● **Work instruction**:
Pull every line from the records that has the word "label" in it.

● **Data for review**:
----

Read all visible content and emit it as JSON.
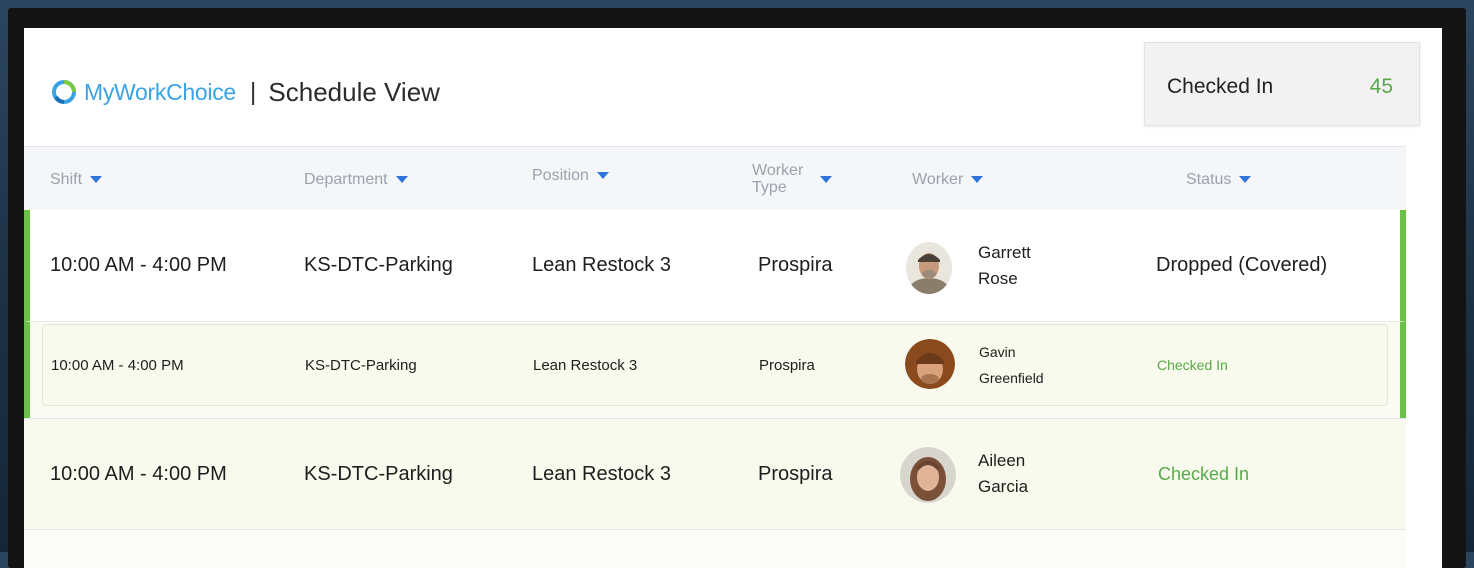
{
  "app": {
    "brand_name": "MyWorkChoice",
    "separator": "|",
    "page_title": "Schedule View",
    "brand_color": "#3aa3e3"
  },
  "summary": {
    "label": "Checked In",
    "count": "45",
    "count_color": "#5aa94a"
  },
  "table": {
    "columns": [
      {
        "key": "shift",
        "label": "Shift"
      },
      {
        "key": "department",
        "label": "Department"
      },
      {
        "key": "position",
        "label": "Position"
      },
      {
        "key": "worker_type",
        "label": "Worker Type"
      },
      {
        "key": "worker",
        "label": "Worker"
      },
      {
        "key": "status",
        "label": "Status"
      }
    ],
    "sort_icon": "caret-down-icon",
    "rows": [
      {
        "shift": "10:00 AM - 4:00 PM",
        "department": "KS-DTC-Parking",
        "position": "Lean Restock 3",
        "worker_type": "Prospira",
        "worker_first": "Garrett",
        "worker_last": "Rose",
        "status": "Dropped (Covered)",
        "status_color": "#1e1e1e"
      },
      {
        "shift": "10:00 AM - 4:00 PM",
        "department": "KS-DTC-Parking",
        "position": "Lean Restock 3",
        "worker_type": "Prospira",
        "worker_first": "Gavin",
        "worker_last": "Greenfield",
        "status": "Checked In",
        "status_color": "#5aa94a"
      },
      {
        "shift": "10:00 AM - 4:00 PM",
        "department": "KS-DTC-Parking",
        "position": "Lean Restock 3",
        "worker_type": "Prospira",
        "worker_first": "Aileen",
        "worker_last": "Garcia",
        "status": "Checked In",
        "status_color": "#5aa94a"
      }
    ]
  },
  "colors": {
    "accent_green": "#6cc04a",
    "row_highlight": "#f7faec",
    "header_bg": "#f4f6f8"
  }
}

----

● **Answer to this problem**:
    "label": "Checked In",
        "label": "Shift"
        "label": "Department"
        "label": "Position"
        "label": "Worker Type"
        "label": "Worker"
        "label": "Status"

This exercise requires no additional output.